» **Information shown**

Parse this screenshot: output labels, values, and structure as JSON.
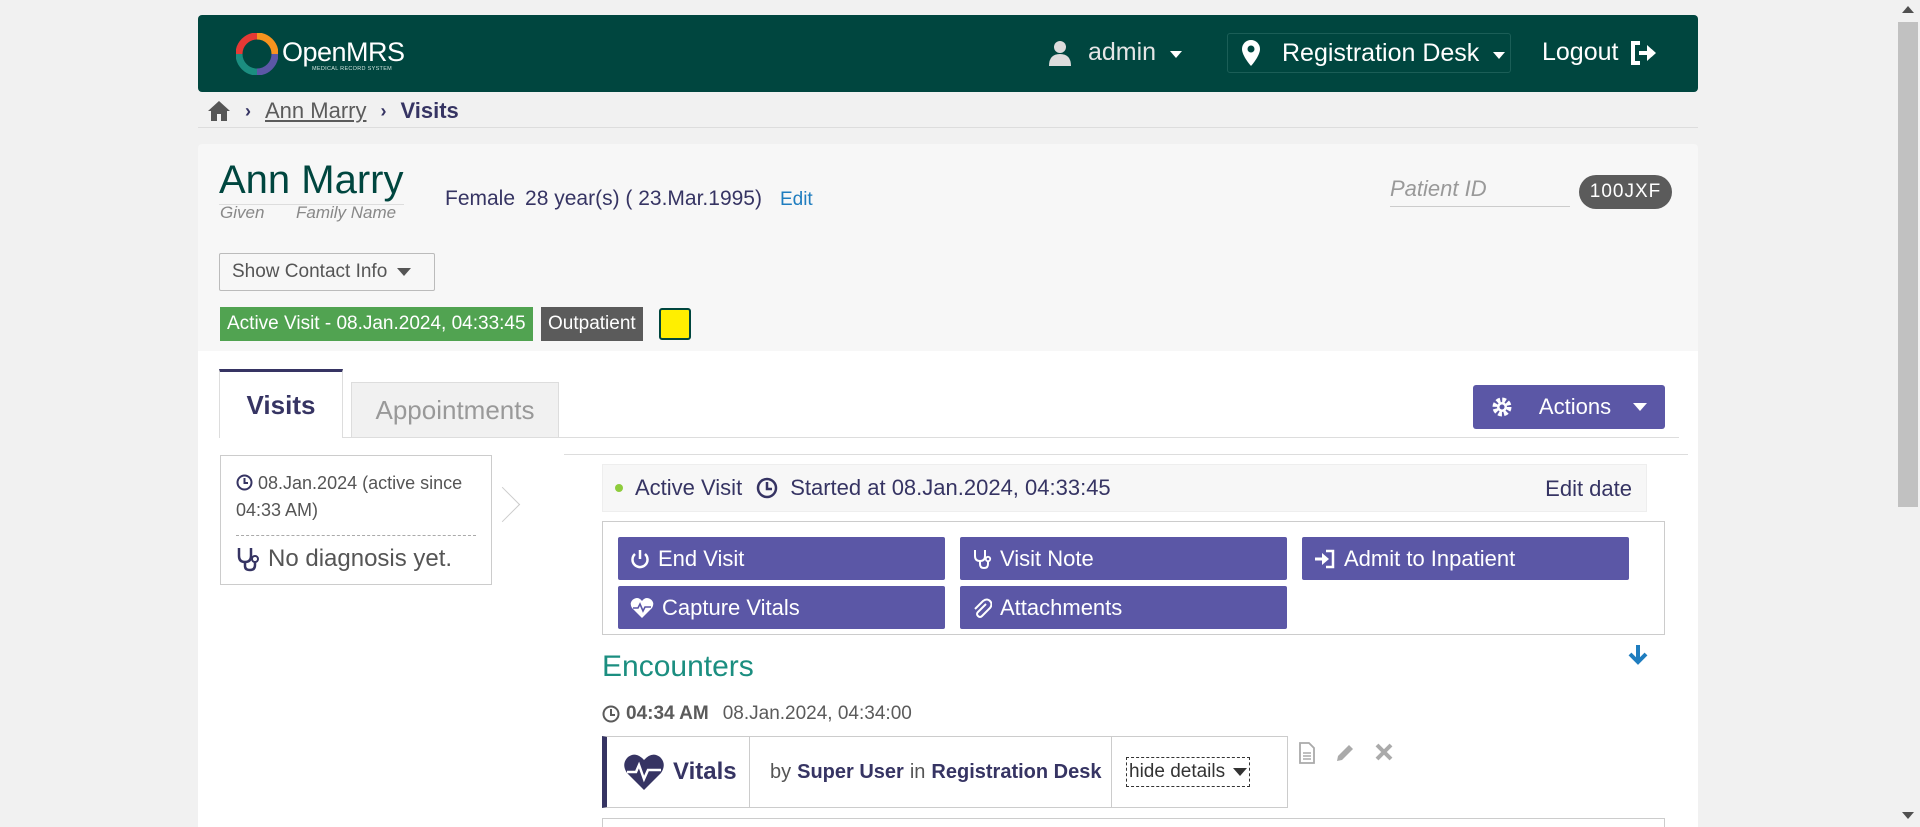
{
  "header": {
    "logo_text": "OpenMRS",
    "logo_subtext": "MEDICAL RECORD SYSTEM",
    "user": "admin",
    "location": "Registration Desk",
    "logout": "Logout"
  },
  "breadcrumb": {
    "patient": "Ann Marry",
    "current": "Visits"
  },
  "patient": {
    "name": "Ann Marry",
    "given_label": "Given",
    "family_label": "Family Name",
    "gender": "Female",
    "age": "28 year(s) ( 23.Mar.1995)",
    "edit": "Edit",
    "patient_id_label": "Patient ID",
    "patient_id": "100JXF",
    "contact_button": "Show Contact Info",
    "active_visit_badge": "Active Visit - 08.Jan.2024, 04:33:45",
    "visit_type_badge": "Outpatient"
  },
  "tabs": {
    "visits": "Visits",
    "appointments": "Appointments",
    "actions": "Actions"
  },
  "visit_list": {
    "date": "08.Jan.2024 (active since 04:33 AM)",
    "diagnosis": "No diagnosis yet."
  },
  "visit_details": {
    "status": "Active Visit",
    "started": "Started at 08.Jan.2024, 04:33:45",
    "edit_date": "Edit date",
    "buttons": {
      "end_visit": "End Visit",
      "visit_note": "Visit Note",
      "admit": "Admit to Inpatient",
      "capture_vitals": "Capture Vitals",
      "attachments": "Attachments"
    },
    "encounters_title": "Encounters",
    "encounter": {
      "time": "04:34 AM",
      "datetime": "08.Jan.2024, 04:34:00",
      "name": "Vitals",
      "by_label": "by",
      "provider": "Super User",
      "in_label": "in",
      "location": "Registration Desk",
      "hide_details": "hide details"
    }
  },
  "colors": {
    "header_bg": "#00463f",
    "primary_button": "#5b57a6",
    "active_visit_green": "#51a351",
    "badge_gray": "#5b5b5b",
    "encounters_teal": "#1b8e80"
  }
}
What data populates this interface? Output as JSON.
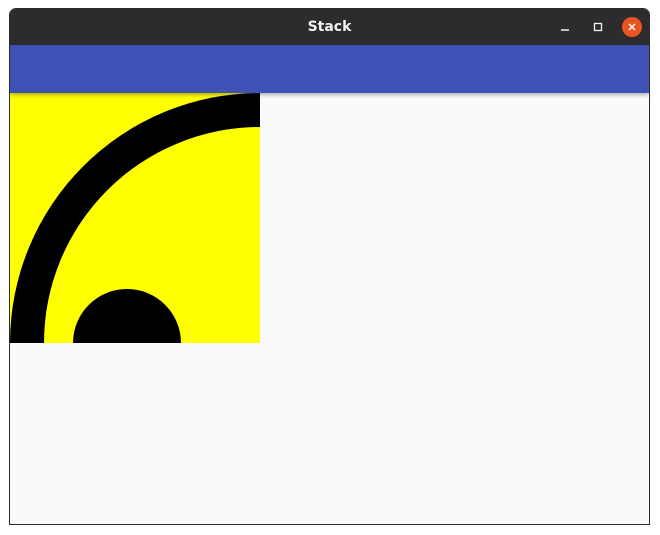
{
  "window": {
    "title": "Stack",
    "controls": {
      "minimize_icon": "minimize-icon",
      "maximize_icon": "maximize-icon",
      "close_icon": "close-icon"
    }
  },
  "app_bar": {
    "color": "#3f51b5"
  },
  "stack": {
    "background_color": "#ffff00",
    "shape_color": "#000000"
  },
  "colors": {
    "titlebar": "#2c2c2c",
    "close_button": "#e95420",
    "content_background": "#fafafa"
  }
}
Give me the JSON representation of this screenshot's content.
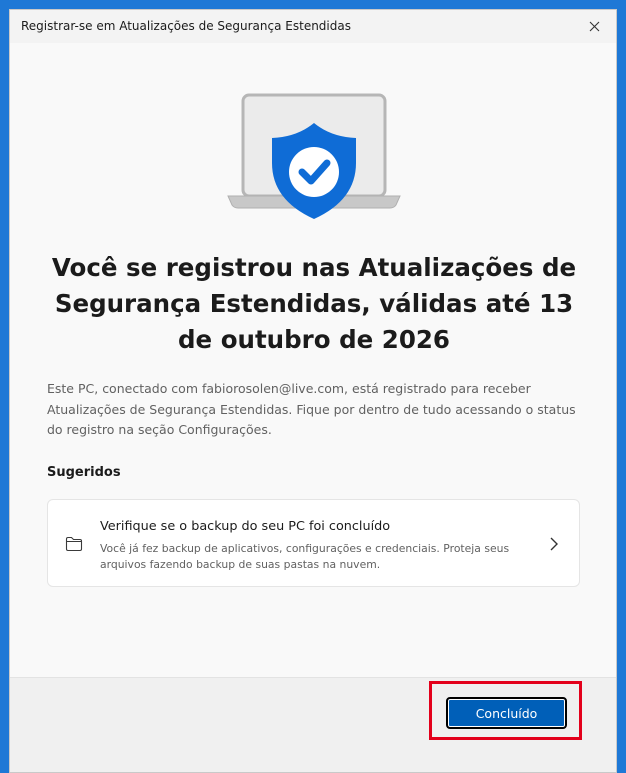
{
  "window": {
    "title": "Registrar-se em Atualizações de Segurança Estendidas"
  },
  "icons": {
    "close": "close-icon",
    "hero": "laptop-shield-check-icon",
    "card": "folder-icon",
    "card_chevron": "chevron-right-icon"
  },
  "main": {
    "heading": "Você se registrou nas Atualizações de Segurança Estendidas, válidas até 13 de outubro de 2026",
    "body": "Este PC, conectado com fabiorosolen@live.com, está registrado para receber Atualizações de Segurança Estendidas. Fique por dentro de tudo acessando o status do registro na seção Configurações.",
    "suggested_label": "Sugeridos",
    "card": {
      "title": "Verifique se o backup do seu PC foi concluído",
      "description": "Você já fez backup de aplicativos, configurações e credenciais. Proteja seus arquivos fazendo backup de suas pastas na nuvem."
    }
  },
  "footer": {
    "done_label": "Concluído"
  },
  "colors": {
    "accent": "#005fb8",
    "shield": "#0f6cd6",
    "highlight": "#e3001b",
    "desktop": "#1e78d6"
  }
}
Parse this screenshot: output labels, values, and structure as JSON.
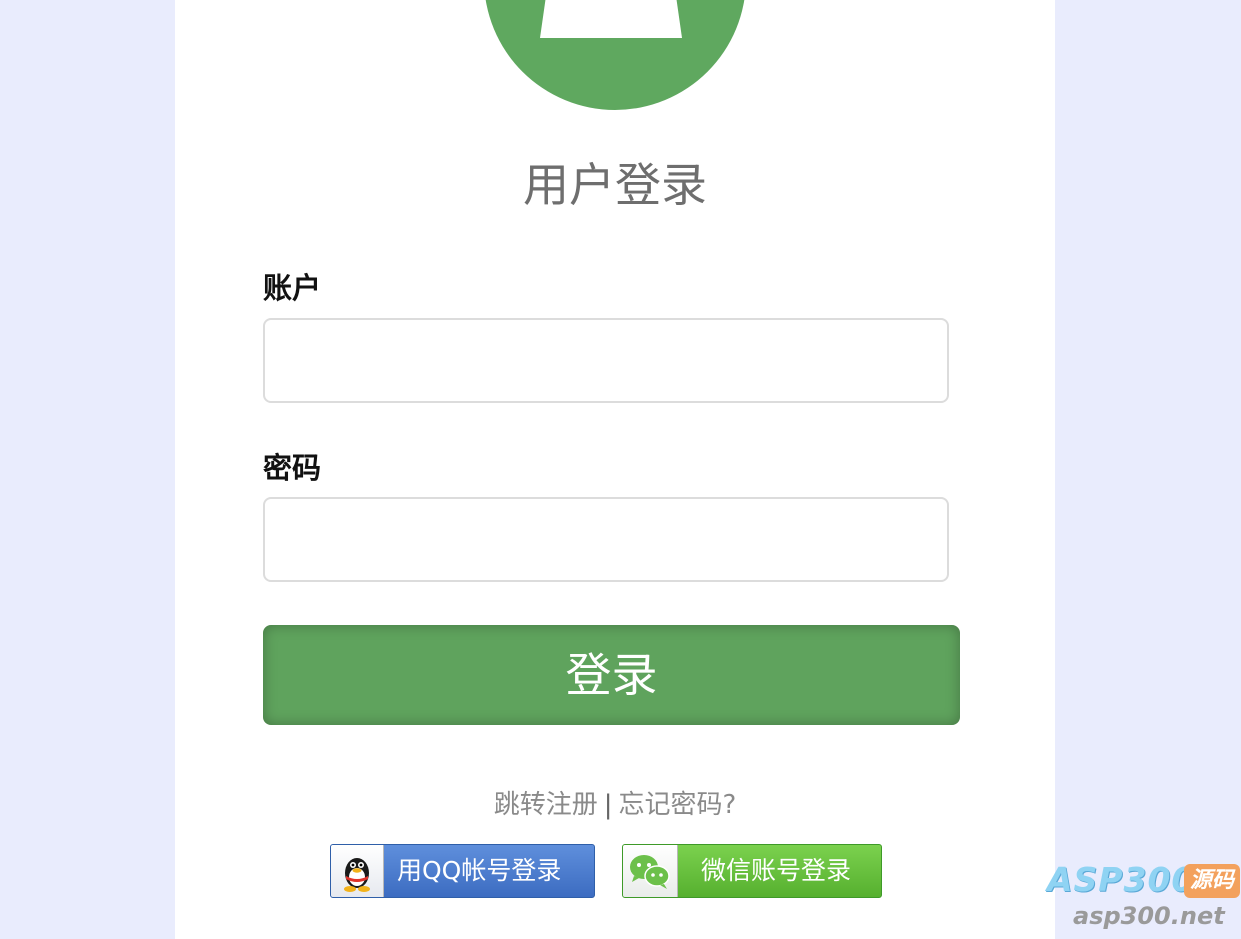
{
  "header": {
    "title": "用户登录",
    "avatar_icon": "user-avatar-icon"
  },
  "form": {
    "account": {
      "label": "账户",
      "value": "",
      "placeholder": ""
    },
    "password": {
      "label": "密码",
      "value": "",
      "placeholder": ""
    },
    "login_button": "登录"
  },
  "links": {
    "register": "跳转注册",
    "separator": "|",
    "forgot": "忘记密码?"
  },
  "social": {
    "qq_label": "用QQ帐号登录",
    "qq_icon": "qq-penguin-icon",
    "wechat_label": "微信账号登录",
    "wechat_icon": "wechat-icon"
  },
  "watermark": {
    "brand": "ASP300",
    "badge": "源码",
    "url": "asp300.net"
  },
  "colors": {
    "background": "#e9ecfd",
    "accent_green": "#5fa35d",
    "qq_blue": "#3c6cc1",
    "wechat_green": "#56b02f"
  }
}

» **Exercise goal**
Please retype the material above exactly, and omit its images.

» **Exercise result**
Parse this screenshot: output labels, values, and structure as JSON.
{
  "header": {
    "logo_text": "OpenMRS",
    "logo_subtext": "MEDICAL RECORD SYSTEM",
    "user": "admin",
    "location": "Registration Desk",
    "logout": "Logout"
  },
  "breadcrumb": {
    "patient": "Ann Marry",
    "current": "Visits"
  },
  "patient": {
    "name": "Ann Marry",
    "given_label": "Given",
    "family_label": "Family Name",
    "gender": "Female",
    "age": "28 year(s) ( 23.Mar.1995)",
    "edit": "Edit",
    "patient_id_label": "Patient ID",
    "patient_id": "100JXF",
    "contact_button": "Show Contact Info",
    "active_visit_badge": "Active Visit - 08.Jan.2024, 04:33:45",
    "visit_type_badge": "Outpatient"
  },
  "tabs": {
    "visits": "Visits",
    "appointments": "Appointments",
    "actions": "Actions"
  },
  "visit_list": {
    "date": "08.Jan.2024 (active since 04:33 AM)",
    "diagnosis": "No diagnosis yet."
  },
  "visit_details": {
    "status": "Active Visit",
    "started": "Started at 08.Jan.2024, 04:33:45",
    "edit_date": "Edit date",
    "buttons": {
      "end_visit": "End Visit",
      "visit_note": "Visit Note",
      "admit": "Admit to Inpatient",
      "capture_vitals": "Capture Vitals",
      "attachments": "Attachments"
    },
    "encounters_title": "Encounters",
    "encounter": {
      "time": "04:34 AM",
      "datetime": "08.Jan.2024, 04:34:00",
      "name": "Vitals",
      "by_label": "by",
      "provider": "Super User",
      "in_label": "in",
      "location": "Registration Desk",
      "hide_details": "hide details"
    }
  },
  "colors": {
    "header_bg": "#00463f",
    "primary_button": "#5b57a6",
    "active_visit_green": "#51a351",
    "badge_gray": "#5b5b5b",
    "encounters_teal": "#1b8e80"
  }
}
What data populates this interface? Output as JSON.
{
  "window": {
    "title": "Stack",
    "controls": {
      "minimize_icon": "minimize-icon",
      "maximize_icon": "maximize-icon",
      "close_icon": "close-icon"
    }
  },
  "app_bar": {
    "color": "#3f51b5"
  },
  "stack": {
    "background_color": "#ffff00",
    "shape_color": "#000000"
  },
  "colors": {
    "titlebar": "#2c2c2c",
    "close_button": "#e95420",
    "content_background": "#fafafa"
  }
}
Give me the JSON representation of this screenshot's content.
{
  "window": {
    "title": "Registrar-se em Atualizações de Segurança Estendidas"
  },
  "icons": {
    "close": "close-icon",
    "hero": "laptop-shield-check-icon",
    "card": "folder-icon",
    "card_chevron": "chevron-right-icon"
  },
  "main": {
    "heading": "Você se registrou nas Atualizações de Segurança Estendidas, válidas até 13 de outubro de 2026",
    "body": "Este PC, conectado com fabiorosolen@live.com, está registrado para receber Atualizações de Segurança Estendidas. Fique por dentro de tudo acessando o status do registro na seção Configurações.",
    "suggested_label": "Sugeridos",
    "card": {
      "title": "Verifique se o backup do seu PC foi concluído",
      "description": "Você já fez backup de aplicativos, configurações e credenciais. Proteja seus arquivos fazendo backup de suas pastas na nuvem."
    }
  },
  "footer": {
    "done_label": "Concluído"
  },
  "colors": {
    "accent": "#005fb8",
    "shield": "#0f6cd6",
    "highlight": "#e3001b",
    "desktop": "#1e78d6"
  }
}
Parse this screenshot: output labels, values, and structure as JSON.
{
  "header": {
    "title": "用户登录",
    "avatar_icon": "user-avatar-icon"
  },
  "form": {
    "account": {
      "label": "账户",
      "value": "",
      "placeholder": ""
    },
    "password": {
      "label": "密码",
      "value": "",
      "placeholder": ""
    },
    "login_button": "登录"
  },
  "links": {
    "register": "跳转注册",
    "separator": "|",
    "forgot": "忘记密码?"
  },
  "social": {
    "qq_label": "用QQ帐号登录",
    "qq_icon": "qq-penguin-icon",
    "wechat_label": "微信账号登录",
    "wechat_icon": "wechat-icon"
  },
  "watermark": {
    "brand": "ASP300",
    "badge": "源码",
    "url": "asp300.net"
  },
  "colors": {
    "background": "#e9ecfd",
    "accent_green": "#5fa35d",
    "qq_blue": "#3c6cc1",
    "wechat_green": "#56b02f"
  }
}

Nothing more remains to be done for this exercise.